**What is needed**
Nothing but the pictures may be left out. Restate the rest of the entries word for word.

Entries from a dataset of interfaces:
========================================
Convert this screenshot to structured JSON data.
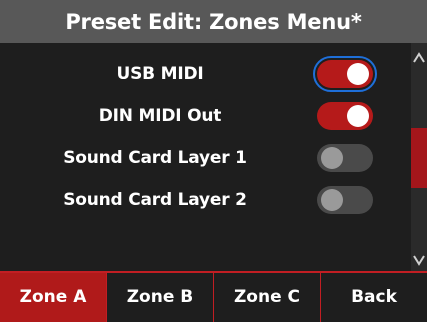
{
  "header": {
    "title": "Preset Edit: Zones Menu*"
  },
  "settings": [
    {
      "label": "USB MIDI",
      "state": "on",
      "focused": true
    },
    {
      "label": "DIN MIDI Out",
      "state": "on",
      "focused": false
    },
    {
      "label": "Sound Card Layer 1",
      "state": "off",
      "focused": false
    },
    {
      "label": "Sound Card Layer 2",
      "state": "off",
      "focused": false
    }
  ],
  "scroll": {
    "up_glyph": "^",
    "down_glyph": "v"
  },
  "footer": {
    "tabs": [
      {
        "label": "Zone A",
        "active": true
      },
      {
        "label": "Zone B",
        "active": false
      },
      {
        "label": "Zone C",
        "active": false
      },
      {
        "label": "Back",
        "active": false
      }
    ]
  },
  "colors": {
    "accent": "#b51a1a",
    "header_bg": "#585858",
    "background": "#1e1e1e"
  }
}
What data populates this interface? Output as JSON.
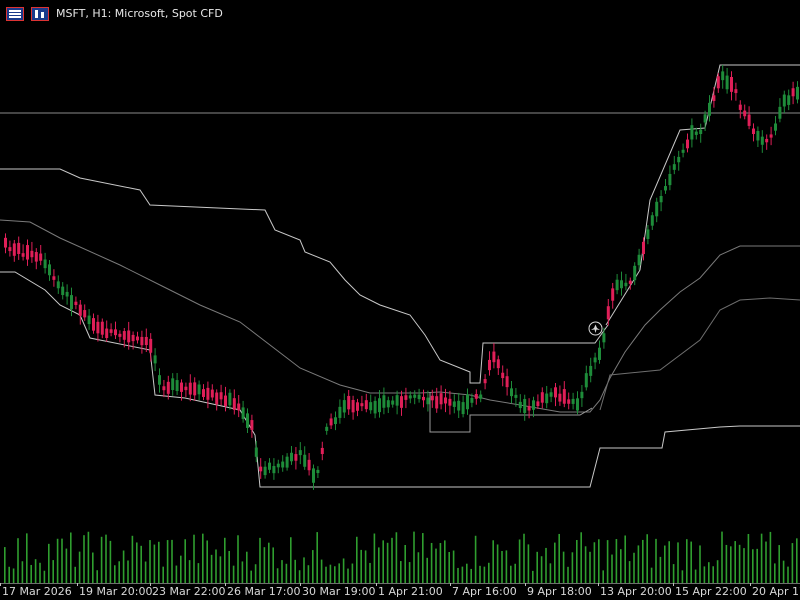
{
  "header": {
    "title": "MSFT, H1:  Microsoft, Spot CFD",
    "icons": [
      "one-click-trading-icon",
      "chart-type-icon"
    ]
  },
  "colors": {
    "background": "#000000",
    "bull_candle": "#1e8c3a",
    "bear_candle": "#e01f58",
    "indicator_line": "#c8c8c8",
    "horizontal_level": "#8a8a8a",
    "volume": "#2f9e2f",
    "text": "#e8e8e8"
  },
  "xaxis_labels": [
    "17 Mar 2026",
    "19 Mar 20:00",
    "23 Mar 22:00",
    "26 Mar 17:00",
    "30 Mar 19:00",
    "1 Apr 21:00",
    "7 Apr 16:00",
    "9 Apr 18:00",
    "13 Apr 20:00",
    "15 Apr 22:00",
    "20 Apr 17:..."
  ],
  "trade_icon": "trade-marker-icon",
  "chart_data": {
    "type": "candlestick",
    "symbol": "MSFT",
    "timeframe": "H1",
    "volume_shown": true
  }
}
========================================
**Task solution**
Convert this screenshot to structured JSON data.
{
  "header": {
    "title": "Preset Edit: Zones Menu*"
  },
  "settings": [
    {
      "label": "USB MIDI",
      "state": "on",
      "focused": true
    },
    {
      "label": "DIN MIDI Out",
      "state": "on",
      "focused": false
    },
    {
      "label": "Sound Card Layer 1",
      "state": "off",
      "focused": false
    },
    {
      "label": "Sound Card Layer 2",
      "state": "off",
      "focused": false
    }
  ],
  "scroll": {
    "up_glyph": "^",
    "down_glyph": "v"
  },
  "footer": {
    "tabs": [
      {
        "label": "Zone A",
        "active": true
      },
      {
        "label": "Zone B",
        "active": false
      },
      {
        "label": "Zone C",
        "active": false
      },
      {
        "label": "Back",
        "active": false
      }
    ]
  },
  "colors": {
    "accent": "#b51a1a",
    "header_bg": "#585858",
    "background": "#1e1e1e"
  }
}
What data populates this interface? Output as JSON.
{
  "header": {
    "title": "MSFT, H1:  Microsoft, Spot CFD",
    "icons": [
      "one-click-trading-icon",
      "chart-type-icon"
    ]
  },
  "colors": {
    "background": "#000000",
    "bull_candle": "#1e8c3a",
    "bear_candle": "#e01f58",
    "indicator_line": "#c8c8c8",
    "horizontal_level": "#8a8a8a",
    "volume": "#2f9e2f",
    "text": "#e8e8e8"
  },
  "xaxis_labels": [
    "17 Mar 2026",
    "19 Mar 20:00",
    "23 Mar 22:00",
    "26 Mar 17:00",
    "30 Mar 19:00",
    "1 Apr 21:00",
    "7 Apr 16:00",
    "9 Apr 18:00",
    "13 Apr 20:00",
    "15 Apr 22:00",
    "20 Apr 17:..."
  ],
  "trade_icon": "trade-marker-icon",
  "chart_data": {
    "type": "candlestick",
    "symbol": "MSFT",
    "timeframe": "H1",
    "volume_shown": true
  }
}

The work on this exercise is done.